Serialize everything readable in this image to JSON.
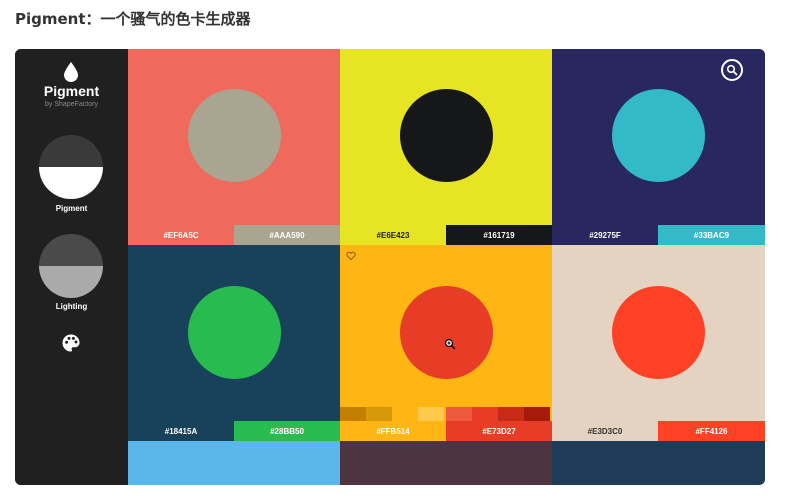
{
  "page": {
    "heading": "Pigment：一个骚气的色卡生成器"
  },
  "sidebar": {
    "logo_icon": "drop-icon",
    "app_name": "Pigment",
    "subtitle": "by ShapeFactory",
    "modes": [
      {
        "label": "Pigment",
        "top_color": "#3a3a3a",
        "bottom_color": "#ffffff"
      },
      {
        "label": "Lighting",
        "top_color": "#4a4a4a",
        "bottom_color": "#aaaaaa"
      }
    ],
    "palette_icon": "palette-icon"
  },
  "toolbar": {
    "search_icon": "search-icon"
  },
  "swatches": [
    {
      "bg": "#EF6A5C",
      "circle": "#AAA590",
      "chips": [
        "#EF6A5C",
        "#AAA590"
      ],
      "chip_text": [
        "#ffffff",
        "#ffffff"
      ]
    },
    {
      "bg": "#E6E423",
      "circle": "#161719",
      "chips": [
        "#E6E423",
        "#161719"
      ],
      "chip_text": [
        "#222222",
        "#ffffff"
      ]
    },
    {
      "bg": "#29275F",
      "circle": "#33BAC9",
      "chips": [
        "#29275F",
        "#33BAC9"
      ],
      "chip_text": [
        "#ffffff",
        "#ffffff"
      ]
    },
    {
      "bg": "#18415A",
      "circle": "#28BB50",
      "chips": [
        "#18415A",
        "#28BB50"
      ],
      "chip_text": [
        "#ffffff",
        "#ffffff"
      ]
    },
    {
      "bg": "#FFB514",
      "circle": "#E73D27",
      "chips": [
        "#FFB514",
        "#E73D27"
      ],
      "chip_text": [
        "#ffffff",
        "#ffffff"
      ],
      "selected": true
    },
    {
      "bg": "#E3D3C0",
      "circle": "#FF4126",
      "chips": [
        "#E3D3C0",
        "#FF4126"
      ],
      "chip_text": [
        "#333333",
        "#ffffff"
      ]
    }
  ],
  "selected_strip": {
    "left": [
      "#C47F00",
      "#D69A08",
      "#FFB514",
      "#FFC94A"
    ],
    "right": [
      "#EF5A3F",
      "#E73D27",
      "#C82A18",
      "#A61A0C"
    ]
  },
  "bottom_row": [
    "#5AB7EA",
    "#4E3340",
    "#1E3B58"
  ]
}
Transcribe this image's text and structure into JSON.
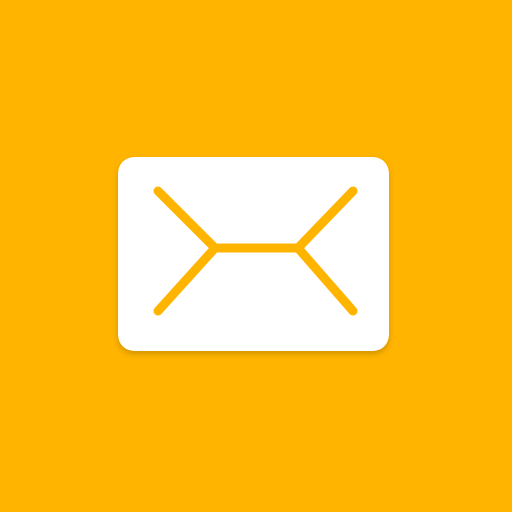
{
  "icon": {
    "name": "mail-icon",
    "background_color": "#FFB400",
    "envelope_color": "#FFFFFF",
    "line_color": "#FFB400"
  }
}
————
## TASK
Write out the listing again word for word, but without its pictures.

## EXPECTED ANSWER
Serialize everything readable in this image to JSON.
{
  "page": {
    "heading": "Pigment：一个骚气的色卡生成器"
  },
  "sidebar": {
    "logo_icon": "drop-icon",
    "app_name": "Pigment",
    "subtitle": "by ShapeFactory",
    "modes": [
      {
        "label": "Pigment",
        "top_color": "#3a3a3a",
        "bottom_color": "#ffffff"
      },
      {
        "label": "Lighting",
        "top_color": "#4a4a4a",
        "bottom_color": "#aaaaaa"
      }
    ],
    "palette_icon": "palette-icon"
  },
  "toolbar": {
    "search_icon": "search-icon"
  },
  "swatches": [
    {
      "bg": "#EF6A5C",
      "circle": "#AAA590",
      "chips": [
        "#EF6A5C",
        "#AAA590"
      ],
      "chip_text": [
        "#ffffff",
        "#ffffff"
      ]
    },
    {
      "bg": "#E6E423",
      "circle": "#161719",
      "chips": [
        "#E6E423",
        "#161719"
      ],
      "chip_text": [
        "#222222",
        "#ffffff"
      ]
    },
    {
      "bg": "#29275F",
      "circle": "#33BAC9",
      "chips": [
        "#29275F",
        "#33BAC9"
      ],
      "chip_text": [
        "#ffffff",
        "#ffffff"
      ]
    },
    {
      "bg": "#18415A",
      "circle": "#28BB50",
      "chips": [
        "#18415A",
        "#28BB50"
      ],
      "chip_text": [
        "#ffffff",
        "#ffffff"
      ]
    },
    {
      "bg": "#FFB514",
      "circle": "#E73D27",
      "chips": [
        "#FFB514",
        "#E73D27"
      ],
      "chip_text": [
        "#ffffff",
        "#ffffff"
      ],
      "selected": true
    },
    {
      "bg": "#E3D3C0",
      "circle": "#FF4126",
      "chips": [
        "#E3D3C0",
        "#FF4126"
      ],
      "chip_text": [
        "#333333",
        "#ffffff"
      ]
    }
  ],
  "selected_strip": {
    "left": [
      "#C47F00",
      "#D69A08",
      "#FFB514",
      "#FFC94A"
    ],
    "right": [
      "#EF5A3F",
      "#E73D27",
      "#C82A18",
      "#A61A0C"
    ]
  },
  "bottom_row": [
    "#5AB7EA",
    "#4E3340",
    "#1E3B58"
  ]
}
Transcribe this image's text and structure into JSON.
{
  "icon": {
    "name": "mail-icon",
    "background_color": "#FFB400",
    "envelope_color": "#FFFFFF",
    "line_color": "#FFB400"
  }
}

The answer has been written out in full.